▶ [What to produce]:
Return every line of the material exactly.

*** Opening Source information ***

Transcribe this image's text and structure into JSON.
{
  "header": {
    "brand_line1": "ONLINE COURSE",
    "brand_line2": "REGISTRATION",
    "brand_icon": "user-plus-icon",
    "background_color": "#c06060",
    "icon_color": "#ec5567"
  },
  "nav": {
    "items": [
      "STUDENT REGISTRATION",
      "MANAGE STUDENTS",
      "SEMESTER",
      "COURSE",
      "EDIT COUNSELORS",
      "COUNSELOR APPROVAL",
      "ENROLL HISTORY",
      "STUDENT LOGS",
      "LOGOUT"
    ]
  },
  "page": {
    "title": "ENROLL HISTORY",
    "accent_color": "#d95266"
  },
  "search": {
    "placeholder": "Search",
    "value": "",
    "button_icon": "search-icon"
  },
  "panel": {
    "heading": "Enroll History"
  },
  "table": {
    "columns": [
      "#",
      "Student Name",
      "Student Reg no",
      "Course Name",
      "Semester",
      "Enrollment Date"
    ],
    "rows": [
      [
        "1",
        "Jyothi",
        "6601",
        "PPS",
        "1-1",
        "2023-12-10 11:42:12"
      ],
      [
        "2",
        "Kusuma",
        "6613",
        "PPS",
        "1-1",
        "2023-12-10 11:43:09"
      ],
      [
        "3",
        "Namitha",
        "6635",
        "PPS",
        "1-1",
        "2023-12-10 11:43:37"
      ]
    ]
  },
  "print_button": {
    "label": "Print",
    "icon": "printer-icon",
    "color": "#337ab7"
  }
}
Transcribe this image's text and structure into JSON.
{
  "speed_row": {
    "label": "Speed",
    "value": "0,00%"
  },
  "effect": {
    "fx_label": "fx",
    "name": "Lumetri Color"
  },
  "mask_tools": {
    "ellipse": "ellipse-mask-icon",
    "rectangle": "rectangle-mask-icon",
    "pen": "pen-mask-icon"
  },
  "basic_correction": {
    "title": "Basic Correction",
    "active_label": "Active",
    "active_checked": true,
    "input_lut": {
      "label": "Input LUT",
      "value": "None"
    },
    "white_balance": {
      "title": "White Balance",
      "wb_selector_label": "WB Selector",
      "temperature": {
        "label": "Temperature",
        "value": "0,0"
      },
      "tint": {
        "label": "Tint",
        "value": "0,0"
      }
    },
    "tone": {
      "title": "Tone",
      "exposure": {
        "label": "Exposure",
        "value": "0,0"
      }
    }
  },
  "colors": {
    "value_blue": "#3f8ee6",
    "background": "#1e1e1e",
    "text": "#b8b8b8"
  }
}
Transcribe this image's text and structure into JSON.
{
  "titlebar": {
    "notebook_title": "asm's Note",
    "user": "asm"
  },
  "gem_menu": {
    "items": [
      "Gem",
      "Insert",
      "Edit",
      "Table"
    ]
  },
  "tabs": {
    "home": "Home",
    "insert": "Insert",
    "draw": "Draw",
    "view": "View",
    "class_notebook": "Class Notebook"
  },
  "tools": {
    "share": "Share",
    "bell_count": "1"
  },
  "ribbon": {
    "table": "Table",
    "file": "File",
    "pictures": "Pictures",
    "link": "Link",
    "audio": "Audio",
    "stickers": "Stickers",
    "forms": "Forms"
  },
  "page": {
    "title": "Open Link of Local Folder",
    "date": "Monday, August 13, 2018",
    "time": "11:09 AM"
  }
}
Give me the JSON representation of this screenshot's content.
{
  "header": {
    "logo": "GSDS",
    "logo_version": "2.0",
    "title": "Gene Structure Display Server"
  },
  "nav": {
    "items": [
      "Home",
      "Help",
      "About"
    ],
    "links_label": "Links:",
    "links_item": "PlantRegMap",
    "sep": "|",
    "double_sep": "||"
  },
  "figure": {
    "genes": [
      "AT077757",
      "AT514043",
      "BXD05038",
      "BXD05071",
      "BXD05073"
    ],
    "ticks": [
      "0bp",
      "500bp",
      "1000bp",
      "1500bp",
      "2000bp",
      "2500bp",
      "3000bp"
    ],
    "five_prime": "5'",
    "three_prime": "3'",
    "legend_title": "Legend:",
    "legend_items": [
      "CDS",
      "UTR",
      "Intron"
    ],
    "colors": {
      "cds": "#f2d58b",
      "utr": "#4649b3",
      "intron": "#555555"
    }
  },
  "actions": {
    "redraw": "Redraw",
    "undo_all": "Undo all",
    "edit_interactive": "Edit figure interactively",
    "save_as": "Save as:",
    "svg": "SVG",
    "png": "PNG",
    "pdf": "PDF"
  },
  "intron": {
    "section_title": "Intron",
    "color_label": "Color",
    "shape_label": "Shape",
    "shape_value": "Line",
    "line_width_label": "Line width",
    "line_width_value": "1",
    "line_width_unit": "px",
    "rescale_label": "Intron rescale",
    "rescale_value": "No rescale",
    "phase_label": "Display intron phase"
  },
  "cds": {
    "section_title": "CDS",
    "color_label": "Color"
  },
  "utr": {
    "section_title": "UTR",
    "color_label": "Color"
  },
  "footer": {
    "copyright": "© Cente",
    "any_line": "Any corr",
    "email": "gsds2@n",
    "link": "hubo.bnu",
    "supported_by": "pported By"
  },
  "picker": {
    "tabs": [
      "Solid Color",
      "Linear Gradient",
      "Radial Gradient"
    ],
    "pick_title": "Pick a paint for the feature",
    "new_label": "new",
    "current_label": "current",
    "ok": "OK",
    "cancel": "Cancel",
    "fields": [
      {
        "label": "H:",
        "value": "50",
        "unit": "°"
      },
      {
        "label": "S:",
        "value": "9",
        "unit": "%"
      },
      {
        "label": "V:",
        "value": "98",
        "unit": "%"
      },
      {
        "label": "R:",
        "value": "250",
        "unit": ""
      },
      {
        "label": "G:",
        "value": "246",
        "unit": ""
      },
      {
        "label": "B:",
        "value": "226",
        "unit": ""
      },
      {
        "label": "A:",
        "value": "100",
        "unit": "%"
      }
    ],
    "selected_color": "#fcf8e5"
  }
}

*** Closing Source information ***

▶ [Reply to the task]:
Transcribe this image's text and structure into JSON.
{
  "header": {
    "brand_line1": "ONLINE COURSE",
    "brand_line2": "REGISTRATION",
    "brand_icon": "user-plus-icon",
    "background_color": "#c06060",
    "icon_color": "#ec5567"
  },
  "nav": {
    "items": [
      "STUDENT REGISTRATION",
      "MANAGE STUDENTS",
      "SEMESTER",
      "COURSE",
      "EDIT COUNSELORS",
      "COUNSELOR APPROVAL",
      "ENROLL HISTORY",
      "STUDENT LOGS",
      "LOGOUT"
    ]
  },
  "page": {
    "title": "ENROLL HISTORY",
    "accent_color": "#d95266"
  },
  "search": {
    "placeholder": "Search",
    "value": "",
    "button_icon": "search-icon"
  },
  "panel": {
    "heading": "Enroll History"
  },
  "table": {
    "columns": [
      "#",
      "Student Name",
      "Student Reg no",
      "Course Name",
      "Semester",
      "Enrollment Date"
    ],
    "rows": [
      [
        "1",
        "Jyothi",
        "6601",
        "PPS",
        "1-1",
        "2023-12-10 11:42:12"
      ],
      [
        "2",
        "Kusuma",
        "6613",
        "PPS",
        "1-1",
        "2023-12-10 11:43:09"
      ],
      [
        "3",
        "Namitha",
        "6635",
        "PPS",
        "1-1",
        "2023-12-10 11:43:37"
      ]
    ]
  },
  "print_button": {
    "label": "Print",
    "icon": "printer-icon",
    "color": "#337ab7"
  }
}
Transcribe this image's text and structure into JSON.
{
  "speed_row": {
    "label": "Speed",
    "value": "0,00%"
  },
  "effect": {
    "fx_label": "fx",
    "name": "Lumetri Color"
  },
  "mask_tools": {
    "ellipse": "ellipse-mask-icon",
    "rectangle": "rectangle-mask-icon",
    "pen": "pen-mask-icon"
  },
  "basic_correction": {
    "title": "Basic Correction",
    "active_label": "Active",
    "active_checked": true,
    "input_lut": {
      "label": "Input LUT",
      "value": "None"
    },
    "white_balance": {
      "title": "White Balance",
      "wb_selector_label": "WB Selector",
      "temperature": {
        "label": "Temperature",
        "value": "0,0"
      },
      "tint": {
        "label": "Tint",
        "value": "0,0"
      }
    },
    "tone": {
      "title": "Tone",
      "exposure": {
        "label": "Exposure",
        "value": "0,0"
      }
    }
  },
  "colors": {
    "value_blue": "#3f8ee6",
    "background": "#1e1e1e",
    "text": "#b8b8b8"
  }
}
Transcribe this image's text and structure into JSON.
{
  "titlebar": {
    "notebook_title": "asm's Note",
    "user": "asm"
  },
  "gem_menu": {
    "items": [
      "Gem",
      "Insert",
      "Edit",
      "Table"
    ]
  },
  "tabs": {
    "home": "Home",
    "insert": "Insert",
    "draw": "Draw",
    "view": "View",
    "class_notebook": "Class Notebook"
  },
  "tools": {
    "share": "Share",
    "bell_count": "1"
  },
  "ribbon": {
    "table": "Table",
    "file": "File",
    "pictures": "Pictures",
    "link": "Link",
    "audio": "Audio",
    "stickers": "Stickers",
    "forms": "Forms"
  },
  "page": {
    "title": "Open Link of Local Folder",
    "date": "Monday, August 13, 2018",
    "time": "11:09 AM"
  }
}
Give me the JSON representation of this screenshot's content.
{
  "header": {
    "logo": "GSDS",
    "logo_version": "2.0",
    "title": "Gene Structure Display Server"
  },
  "nav": {
    "items": [
      "Home",
      "Help",
      "About"
    ],
    "links_label": "Links:",
    "links_item": "PlantRegMap",
    "sep": "|",
    "double_sep": "||"
  },
  "figure": {
    "genes": [
      "AT077757",
      "AT514043",
      "BXD05038",
      "BXD05071",
      "BXD05073"
    ],
    "ticks": [
      "0bp",
      "500bp",
      "1000bp",
      "1500bp",
      "2000bp",
      "2500bp",
      "3000bp"
    ],
    "five_prime": "5'",
    "three_prime": "3'",
    "legend_title": "Legend:",
    "legend_items": [
      "CDS",
      "UTR",
      "Intron"
    ],
    "colors": {
      "cds": "#f2d58b",
      "utr": "#4649b3",
      "intron": "#555555"
    }
  },
  "actions": {
    "redraw": "Redraw",
    "undo_all": "Undo all",
    "edit_interactive": "Edit figure interactively",
    "save_as": "Save as:",
    "svg": "SVG",
    "png": "PNG",
    "pdf": "PDF"
  },
  "intron": {
    "section_title": "Intron",
    "color_label": "Color",
    "shape_label": "Shape",
    "shape_value": "Line",
    "line_width_label": "Line width",
    "line_width_value": "1",
    "line_width_unit": "px",
    "rescale_label": "Intron rescale",
    "rescale_value": "No rescale",
    "phase_label": "Display intron phase"
  },
  "cds": {
    "section_title": "CDS",
    "color_label": "Color"
  },
  "utr": {
    "section_title": "UTR",
    "color_label": "Color"
  },
  "footer": {
    "copyright": "© Cente",
    "any_line": "Any corr",
    "email": "gsds2@n",
    "link": "hubo.bnu",
    "supported_by": "pported By"
  },
  "picker": {
    "tabs": [
      "Solid Color",
      "Linear Gradient",
      "Radial Gradient"
    ],
    "pick_title": "Pick a paint for the feature",
    "new_label": "new",
    "current_label": "current",
    "ok": "OK",
    "cancel": "Cancel",
    "fields": [
      {
        "label": "H:",
        "value": "50",
        "unit": "°"
      },
      {
        "label": "S:",
        "value": "9",
        "unit": "%"
      },
      {
        "label": "V:",
        "value": "98",
        "unit": "%"
      },
      {
        "label": "R:",
        "value": "250",
        "unit": ""
      },
      {
        "label": "G:",
        "value": "246",
        "unit": ""
      },
      {
        "label": "B:",
        "value": "226",
        "unit": ""
      },
      {
        "label": "A:",
        "value": "100",
        "unit": "%"
      }
    ],
    "selected_color": "#fcf8e5"
  }
}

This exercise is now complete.